Pennsylvania gun owners will now be allowed to challenge local gun control laws without first being charged under them.
In a 4-3 ruling on Wednesday, the Pennsylvania Supreme Court decided that being a gun owner was sufficient to have standing in a lawsuit against the city of Harrisburg’s local gun control laws.
“That is the case here as Appellees must choose to comply with the ordinances and forfeit their firearms rights, to violate the ordinances and risk criminal prosecution, or to avoid being present in the City,” Justice Sally Mundy said in her majority opinion. “Therefore, Appellees are aggrieved by the ordinances and are the proper plaintiffs to pursue this declaratory judgment action.”
The decision is a victory for defenders of the state’s firearm preemption law because it will allow more potential plaintiffs to challenge local gun restrictions. Pennsylvania is one of 42 states with a robust preemption law, and it has been used to strike down multiple city-level gun control laws in the past. However, there has been a resurgence in recent years of cities and localities seeking to find new ways to pass local gun restrictions.
Virginians will head to the polls in two weeks to vote for a new state government, including the governor.

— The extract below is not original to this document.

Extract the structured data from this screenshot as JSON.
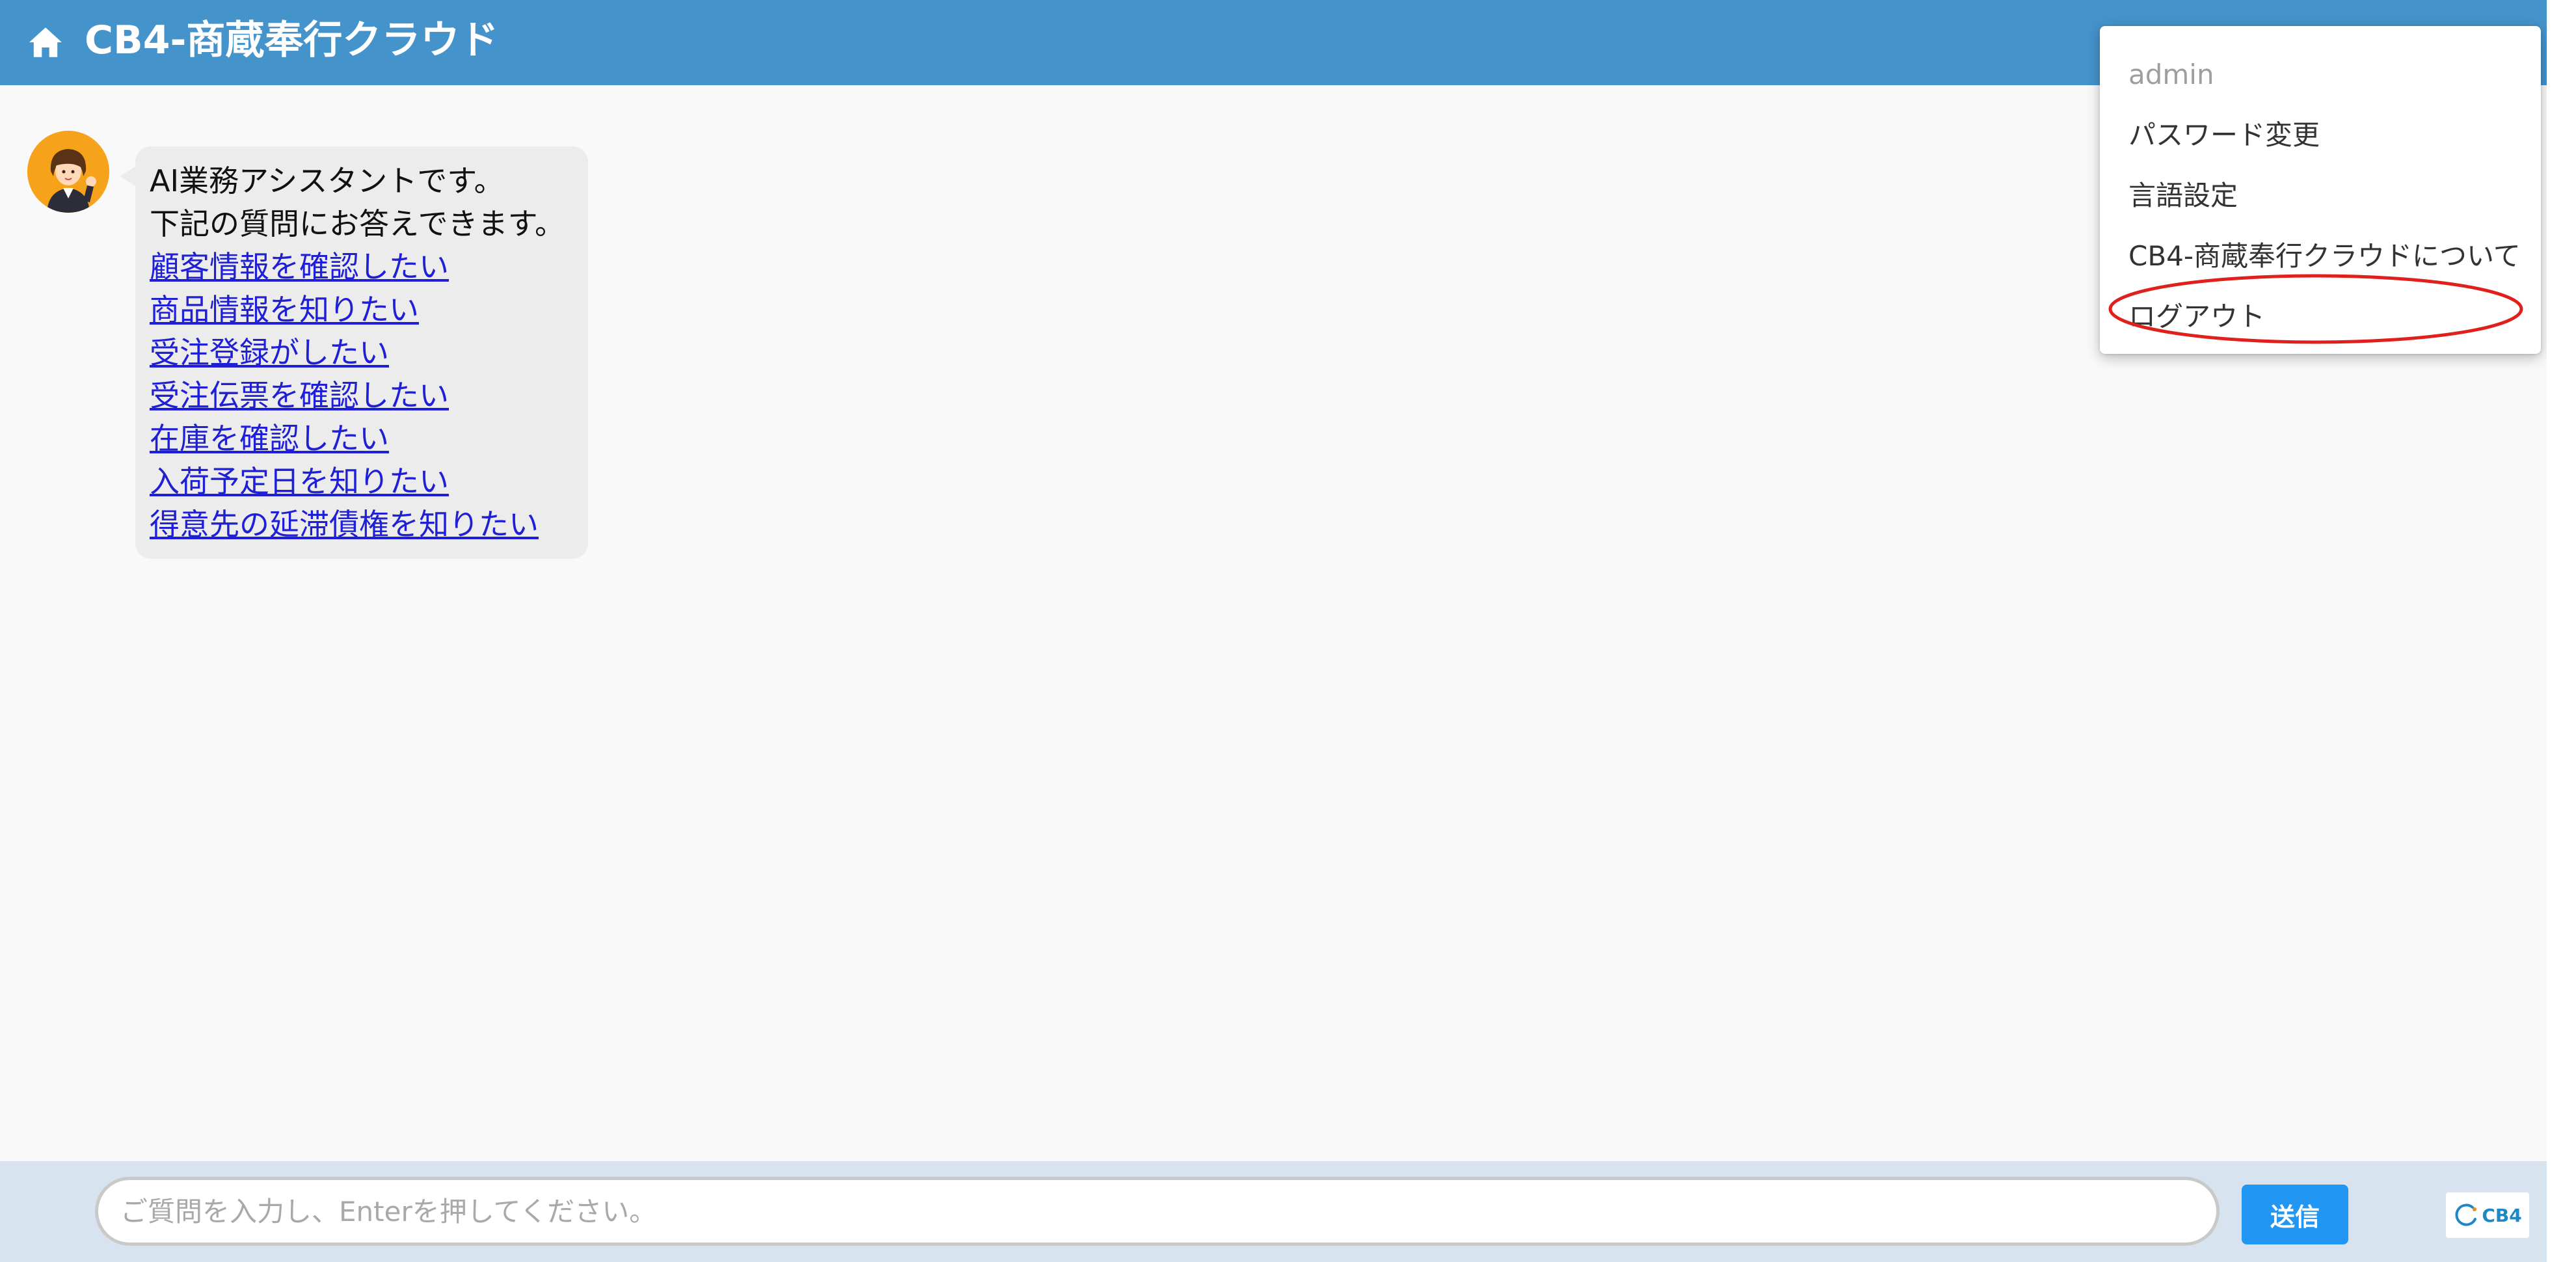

The impact on gun owners in the state could be significant. Democrats took control of the state government in 2020 and passed a collection of gun laws. They required background checks on private sales and allowed local governments to restrict gun carry in certain places. But, they stopped short of instituting the “assault weapons” ban candidate Terry McAuliffe (D.) and other gun-control activists advocated for.
Democrats will likely make another push if McAuliffe beats Republican Glenn Youngkin, and they hold both chambers of the legislature.

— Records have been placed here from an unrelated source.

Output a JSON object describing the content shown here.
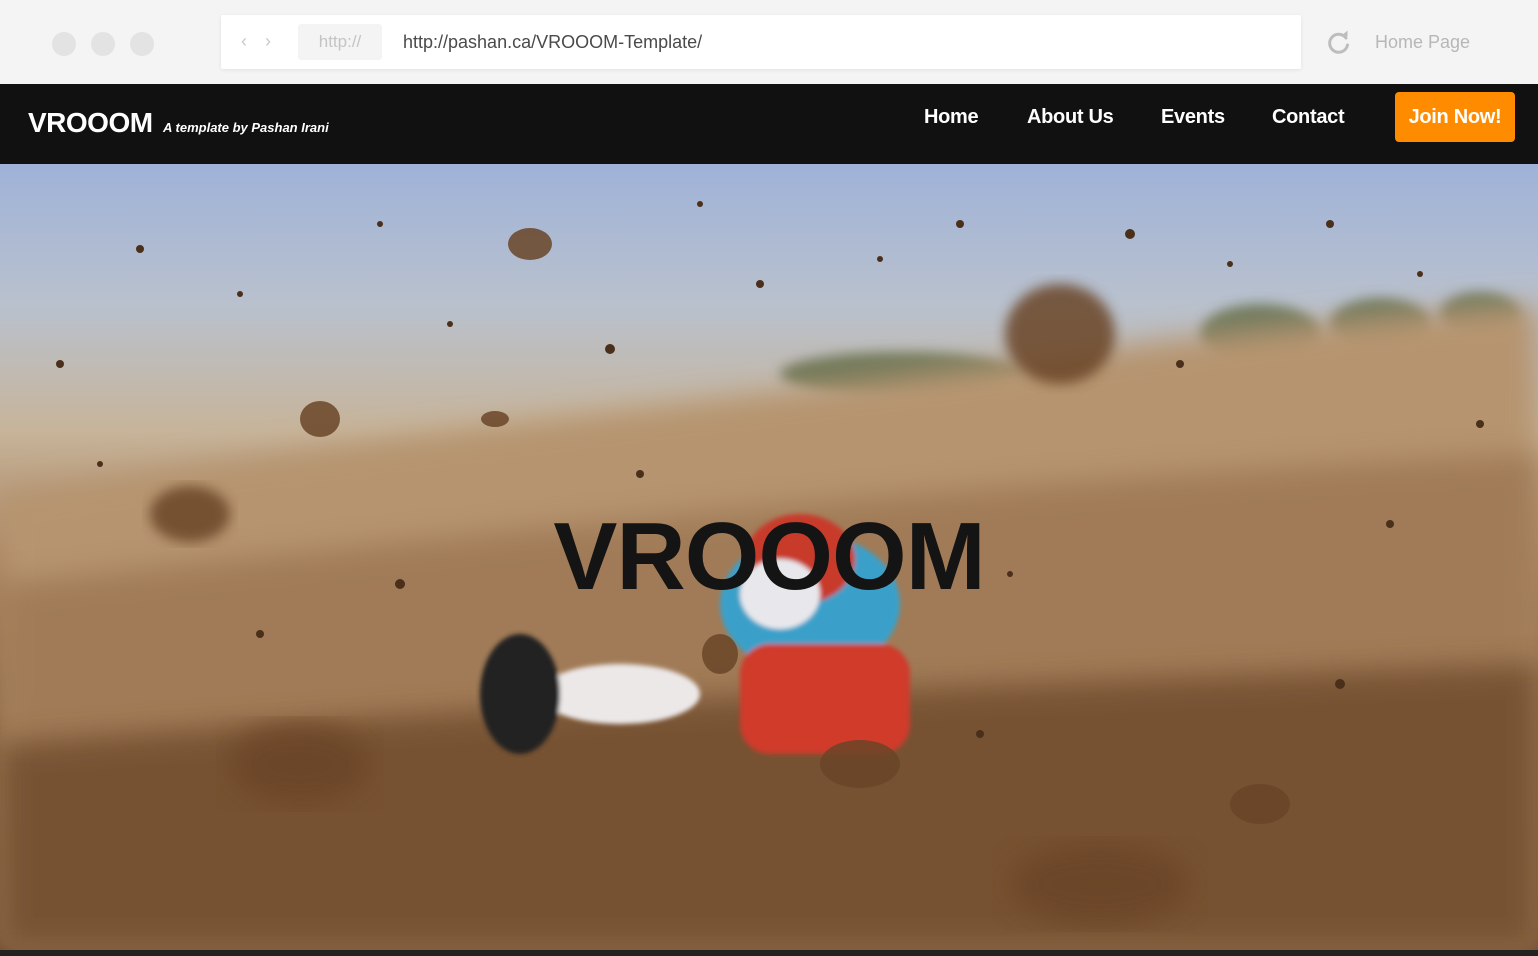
{
  "browser": {
    "protocol_label": "http://",
    "url": "http://pashan.ca/VROOOM-Template/",
    "home_label": "Home Page",
    "icons": [
      "back-arrow-icon",
      "forward-arrow-icon",
      "reload-icon"
    ]
  },
  "site": {
    "brand": "VROOOM",
    "tagline": "A template by Pashan Irani",
    "nav": {
      "home": "Home",
      "about": "About Us",
      "events": "Events",
      "contact": "Contact"
    },
    "cta": "Join Now!",
    "colors": {
      "nav_bg": "#111111",
      "cta_bg": "#ff8c00"
    }
  },
  "hero": {
    "title": "VROOOM"
  }
}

But, up to this point, that hasn’t been a focus of the campaign. McAuliffe has focused chiefly on Youngkin’s coziness with former President Donald Trump and opposition to vaccine mandates. Youngkin has concentrated on school policy and McAuliffe’s insistence that parents should not hold sway over what schools teach.
Even though the 2020 gun bills sparked a state-wide grassroots movement that culminated in one of the largest protests in Richmond’s history, guns have remained in the background… until now.
Virginia Power Company Behind Shadowy Effort to Suppress Gun Voters
By Stephen Gutowski
If you’re a gun owner living in Virginia, it appears your power company does not want you to turn out to vote.
The political action committee for Dominion Energy, one of the largest power providers in the state, is a major funder of a shadowy group buying pro-gun ads against Republican gubernatorial candidate Glenn Youngkin. The power company gave $200,000 to the Accountability Virginia PAC, according to disclosures released this month.
Accountability Virginia has been running tens of thousands of dollars worth of attack ads aimed at Youngkin’s gun record. The ads criticize the Republican for not obtaining the endorsements of prominent gun-rights groups, including the NRA and Virginia Citizens Defense League. The group has specifically targeted Republican areas of the state.
However, the group only sprung up in July and is run by a liberal consulting group that processes donations through the biggest liberal funding operation in the country. While it attacks Youngkin from the right on guns, it has not done the same to Democratic candidate Terry McAuliffe even though he is much further to the left on the issue.
Rather than a straightforward campaign supporting gun rights, the effort appears intended to suppress gun voters and help McAuliffe win the tight race to become governor.
Outside The Reload
That’s it for this week in guns.
I’ll see you all next week.